WORK TO COMPLETE:
Word for word, reproduce each of the entries.

<<<<

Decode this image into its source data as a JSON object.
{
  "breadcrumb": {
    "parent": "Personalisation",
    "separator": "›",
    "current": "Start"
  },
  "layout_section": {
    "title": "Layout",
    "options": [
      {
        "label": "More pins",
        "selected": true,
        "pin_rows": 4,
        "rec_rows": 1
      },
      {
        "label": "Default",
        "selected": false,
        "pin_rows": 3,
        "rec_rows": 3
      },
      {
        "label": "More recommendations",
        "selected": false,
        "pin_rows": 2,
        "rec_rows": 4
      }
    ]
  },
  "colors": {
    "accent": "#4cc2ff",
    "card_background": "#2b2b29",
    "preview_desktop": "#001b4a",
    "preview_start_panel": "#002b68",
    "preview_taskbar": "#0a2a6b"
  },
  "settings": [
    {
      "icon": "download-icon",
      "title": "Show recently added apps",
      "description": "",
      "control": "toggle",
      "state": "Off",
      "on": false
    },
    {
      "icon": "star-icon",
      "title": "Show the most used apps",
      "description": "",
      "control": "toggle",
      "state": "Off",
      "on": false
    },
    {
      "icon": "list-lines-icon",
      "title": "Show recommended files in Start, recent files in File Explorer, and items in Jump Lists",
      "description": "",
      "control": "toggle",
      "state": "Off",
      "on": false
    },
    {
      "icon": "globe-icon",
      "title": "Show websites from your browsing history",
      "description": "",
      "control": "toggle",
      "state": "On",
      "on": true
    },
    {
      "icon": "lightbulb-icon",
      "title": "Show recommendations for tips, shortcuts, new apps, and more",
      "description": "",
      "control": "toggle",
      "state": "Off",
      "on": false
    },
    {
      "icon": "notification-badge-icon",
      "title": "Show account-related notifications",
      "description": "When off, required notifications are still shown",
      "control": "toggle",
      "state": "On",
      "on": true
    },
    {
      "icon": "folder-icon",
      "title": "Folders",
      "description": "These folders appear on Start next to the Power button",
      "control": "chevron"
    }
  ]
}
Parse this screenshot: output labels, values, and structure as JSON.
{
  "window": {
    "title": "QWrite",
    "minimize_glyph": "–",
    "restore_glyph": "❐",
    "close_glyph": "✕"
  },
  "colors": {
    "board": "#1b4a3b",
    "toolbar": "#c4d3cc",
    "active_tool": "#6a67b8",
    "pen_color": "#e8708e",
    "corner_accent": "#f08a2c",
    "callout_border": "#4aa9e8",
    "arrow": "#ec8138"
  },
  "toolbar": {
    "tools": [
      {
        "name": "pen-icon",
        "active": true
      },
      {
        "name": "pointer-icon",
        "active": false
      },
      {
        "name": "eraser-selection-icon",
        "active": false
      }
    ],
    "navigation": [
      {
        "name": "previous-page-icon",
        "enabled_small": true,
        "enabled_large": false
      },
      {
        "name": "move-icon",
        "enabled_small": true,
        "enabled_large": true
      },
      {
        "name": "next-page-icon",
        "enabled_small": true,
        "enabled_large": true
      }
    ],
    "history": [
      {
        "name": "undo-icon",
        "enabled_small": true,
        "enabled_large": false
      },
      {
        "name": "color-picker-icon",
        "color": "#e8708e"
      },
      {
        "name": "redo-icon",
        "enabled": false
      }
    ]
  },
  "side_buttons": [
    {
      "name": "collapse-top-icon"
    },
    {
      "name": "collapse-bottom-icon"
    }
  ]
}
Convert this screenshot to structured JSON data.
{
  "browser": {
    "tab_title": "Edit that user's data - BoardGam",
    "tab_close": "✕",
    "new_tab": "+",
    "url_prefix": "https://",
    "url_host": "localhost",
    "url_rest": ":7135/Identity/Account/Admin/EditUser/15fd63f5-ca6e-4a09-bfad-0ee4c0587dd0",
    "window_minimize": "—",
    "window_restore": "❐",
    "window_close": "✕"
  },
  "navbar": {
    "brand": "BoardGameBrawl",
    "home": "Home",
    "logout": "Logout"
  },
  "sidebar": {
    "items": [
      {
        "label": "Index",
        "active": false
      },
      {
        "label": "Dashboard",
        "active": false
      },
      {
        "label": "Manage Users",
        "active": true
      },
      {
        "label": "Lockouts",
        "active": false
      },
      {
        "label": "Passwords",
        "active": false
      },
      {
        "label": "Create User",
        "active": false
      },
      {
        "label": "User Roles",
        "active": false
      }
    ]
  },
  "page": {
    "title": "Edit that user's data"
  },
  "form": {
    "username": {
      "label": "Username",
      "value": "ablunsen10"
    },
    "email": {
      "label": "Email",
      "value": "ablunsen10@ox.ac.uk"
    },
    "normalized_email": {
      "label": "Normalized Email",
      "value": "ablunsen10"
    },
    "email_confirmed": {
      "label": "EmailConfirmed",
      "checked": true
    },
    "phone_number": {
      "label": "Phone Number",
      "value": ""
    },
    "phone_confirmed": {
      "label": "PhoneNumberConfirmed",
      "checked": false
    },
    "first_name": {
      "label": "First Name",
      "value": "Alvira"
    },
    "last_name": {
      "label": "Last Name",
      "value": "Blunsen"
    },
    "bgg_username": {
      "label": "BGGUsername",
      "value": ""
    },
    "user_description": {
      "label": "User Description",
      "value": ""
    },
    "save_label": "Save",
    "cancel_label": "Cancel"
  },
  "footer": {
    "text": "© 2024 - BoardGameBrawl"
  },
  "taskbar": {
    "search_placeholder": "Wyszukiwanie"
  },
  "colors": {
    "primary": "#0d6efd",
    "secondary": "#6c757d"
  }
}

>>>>

EXPECTED ANSWER:
Decode this image into its source data as a JSON object.
{
  "breadcrumb": {
    "parent": "Personalisation",
    "separator": "›",
    "current": "Start"
  },
  "layout_section": {
    "title": "Layout",
    "options": [
      {
        "label": "More pins",
        "selected": true,
        "pin_rows": 4,
        "rec_rows": 1
      },
      {
        "label": "Default",
        "selected": false,
        "pin_rows": 3,
        "rec_rows": 3
      },
      {
        "label": "More recommendations",
        "selected": false,
        "pin_rows": 2,
        "rec_rows": 4
      }
    ]
  },
  "colors": {
    "accent": "#4cc2ff",
    "card_background": "#2b2b29",
    "preview_desktop": "#001b4a",
    "preview_start_panel": "#002b68",
    "preview_taskbar": "#0a2a6b"
  },
  "settings": [
    {
      "icon": "download-icon",
      "title": "Show recently added apps",
      "description": "",
      "control": "toggle",
      "state": "Off",
      "on": false
    },
    {
      "icon": "star-icon",
      "title": "Show the most used apps",
      "description": "",
      "control": "toggle",
      "state": "Off",
      "on": false
    },
    {
      "icon": "list-lines-icon",
      "title": "Show recommended files in Start, recent files in File Explorer, and items in Jump Lists",
      "description": "",
      "control": "toggle",
      "state": "Off",
      "on": false
    },
    {
      "icon": "globe-icon",
      "title": "Show websites from your browsing history",
      "description": "",
      "control": "toggle",
      "state": "On",
      "on": true
    },
    {
      "icon": "lightbulb-icon",
      "title": "Show recommendations for tips, shortcuts, new apps, and more",
      "description": "",
      "control": "toggle",
      "state": "Off",
      "on": false
    },
    {
      "icon": "notification-badge-icon",
      "title": "Show account-related notifications",
      "description": "When off, required notifications are still shown",
      "control": "toggle",
      "state": "On",
      "on": true
    },
    {
      "icon": "folder-icon",
      "title": "Folders",
      "description": "These folders appear on Start next to the Power button",
      "control": "chevron"
    }
  ]
}
Parse this screenshot: output labels, values, and structure as JSON.
{
  "window": {
    "title": "QWrite",
    "minimize_glyph": "–",
    "restore_glyph": "❐",
    "close_glyph": "✕"
  },
  "colors": {
    "board": "#1b4a3b",
    "toolbar": "#c4d3cc",
    "active_tool": "#6a67b8",
    "pen_color": "#e8708e",
    "corner_accent": "#f08a2c",
    "callout_border": "#4aa9e8",
    "arrow": "#ec8138"
  },
  "toolbar": {
    "tools": [
      {
        "name": "pen-icon",
        "active": true
      },
      {
        "name": "pointer-icon",
        "active": false
      },
      {
        "name": "eraser-selection-icon",
        "active": false
      }
    ],
    "navigation": [
      {
        "name": "previous-page-icon",
        "enabled_small": true,
        "enabled_large": false
      },
      {
        "name": "move-icon",
        "enabled_small": true,
        "enabled_large": true
      },
      {
        "name": "next-page-icon",
        "enabled_small": true,
        "enabled_large": true
      }
    ],
    "history": [
      {
        "name": "undo-icon",
        "enabled_small": true,
        "enabled_large": false
      },
      {
        "name": "color-picker-icon",
        "color": "#e8708e"
      },
      {
        "name": "redo-icon",
        "enabled": false
      }
    ]
  },
  "side_buttons": [
    {
      "name": "collapse-top-icon"
    },
    {
      "name": "collapse-bottom-icon"
    }
  ]
}
Convert this screenshot to structured JSON data.
{
  "browser": {
    "tab_title": "Edit that user's data - BoardGam",
    "tab_close": "✕",
    "new_tab": "+",
    "url_prefix": "https://",
    "url_host": "localhost",
    "url_rest": ":7135/Identity/Account/Admin/EditUser/15fd63f5-ca6e-4a09-bfad-0ee4c0587dd0",
    "window_minimize": "—",
    "window_restore": "❐",
    "window_close": "✕"
  },
  "navbar": {
    "brand": "BoardGameBrawl",
    "home": "Home",
    "logout": "Logout"
  },
  "sidebar": {
    "items": [
      {
        "label": "Index",
        "active": false
      },
      {
        "label": "Dashboard",
        "active": false
      },
      {
        "label": "Manage Users",
        "active": true
      },
      {
        "label": "Lockouts",
        "active": false
      },
      {
        "label": "Passwords",
        "active": false
      },
      {
        "label": "Create User",
        "active": false
      },
      {
        "label": "User Roles",
        "active": false
      }
    ]
  },
  "page": {
    "title": "Edit that user's data"
  },
  "form": {
    "username": {
      "label": "Username",
      "value": "ablunsen10"
    },
    "email": {
      "label": "Email",
      "value": "ablunsen10@ox.ac.uk"
    },
    "normalized_email": {
      "label": "Normalized Email",
      "value": "ablunsen10"
    },
    "email_confirmed": {
      "label": "EmailConfirmed",
      "checked": true
    },
    "phone_number": {
      "label": "Phone Number",
      "value": ""
    },
    "phone_confirmed": {
      "label": "PhoneNumberConfirmed",
      "checked": false
    },
    "first_name": {
      "label": "First Name",
      "value": "Alvira"
    },
    "last_name": {
      "label": "Last Name",
      "value": "Blunsen"
    },
    "bgg_username": {
      "label": "BGGUsername",
      "value": ""
    },
    "user_description": {
      "label": "User Description",
      "value": ""
    },
    "save_label": "Save",
    "cancel_label": "Cancel"
  },
  "footer": {
    "text": "© 2024 - BoardGameBrawl"
  },
  "taskbar": {
    "search_placeholder": "Wyszukiwanie"
  },
  "colors": {
    "primary": "#0d6efd",
    "secondary": "#6c757d"
  }
}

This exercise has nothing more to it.